Abstract: Despite the fact that approximately half of high school physics students are female, only 21 percent of physics bachelor's degrees are awarded to women. In a previous study, drawn from a national survey of college students in introductory English courses, five factors commonly proposed to positively impact female students' choice of a physical science career were tested using multivariate matching methods. The only factor found to have a positive effect was the explicit discussion of the underrepresentation of women in physics. In order to explore this further, a case study of the classes of one teacher reported to discuss the underrepresentation of women was conducted. Two classroom underrepresentation discussions were recorded, students and teacher were interviewed, and relevant student work was collected.  Analyzing the case study data using a figured worlds framework, we report on how discussing underrepresentation may create opportunities to increase the physics identities of female students.
Abstract Type: Contributed Poster Presentation

Author/Organizer Information

Primary Contact: Robynne M. Lock
Department of Physics & Astronomy, Texas A&M University- Commerce
Commerce, TX 75429
and Co-Presenter(s)
Zahra Hazari, Department of Teaching & Learning, Florida International University, Miami, FL 33199

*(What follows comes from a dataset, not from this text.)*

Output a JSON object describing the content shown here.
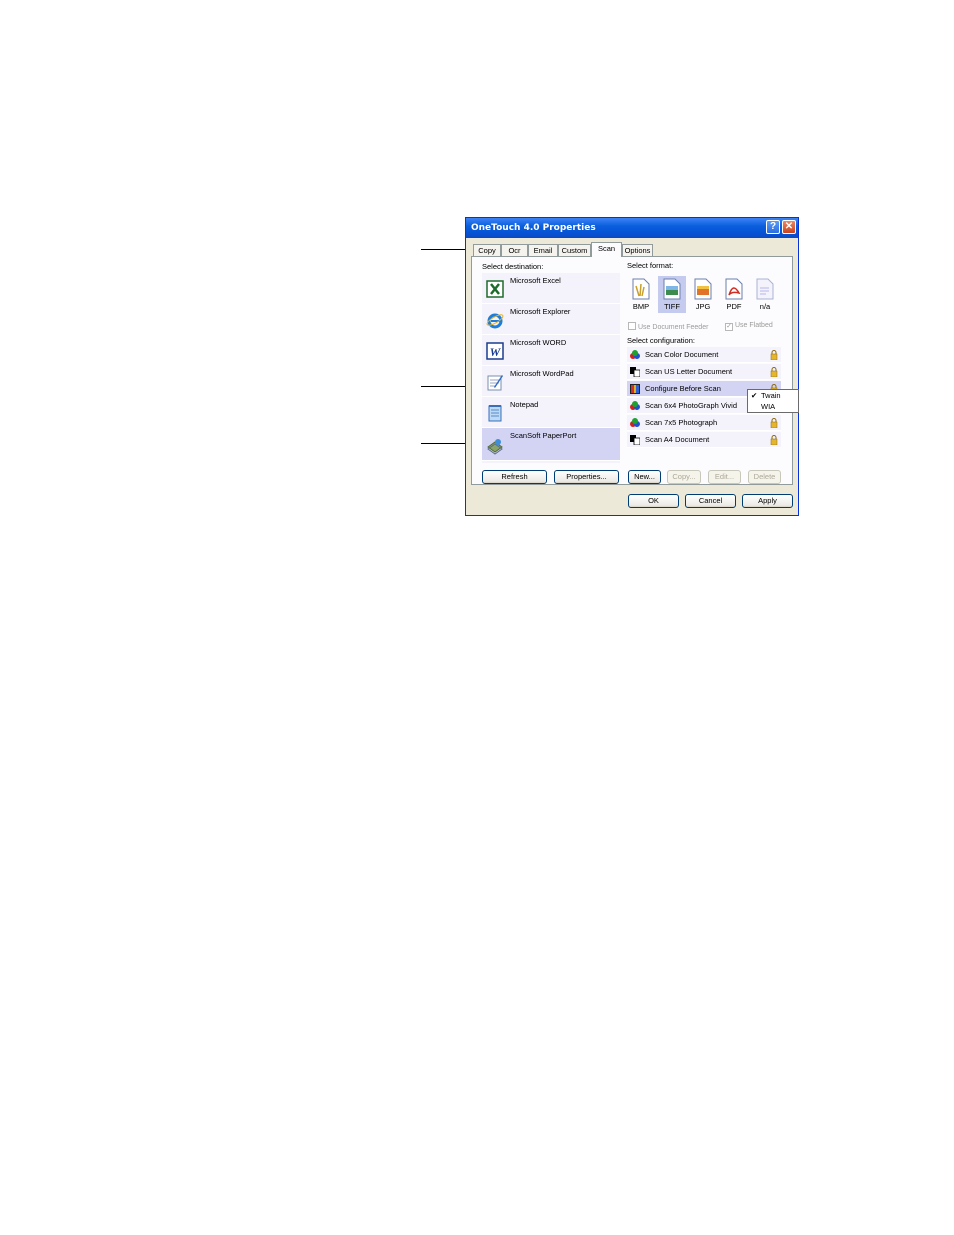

Reganne Tompkins, Department of Engineering & Science Education, Clemson University, Clemson, SC 29364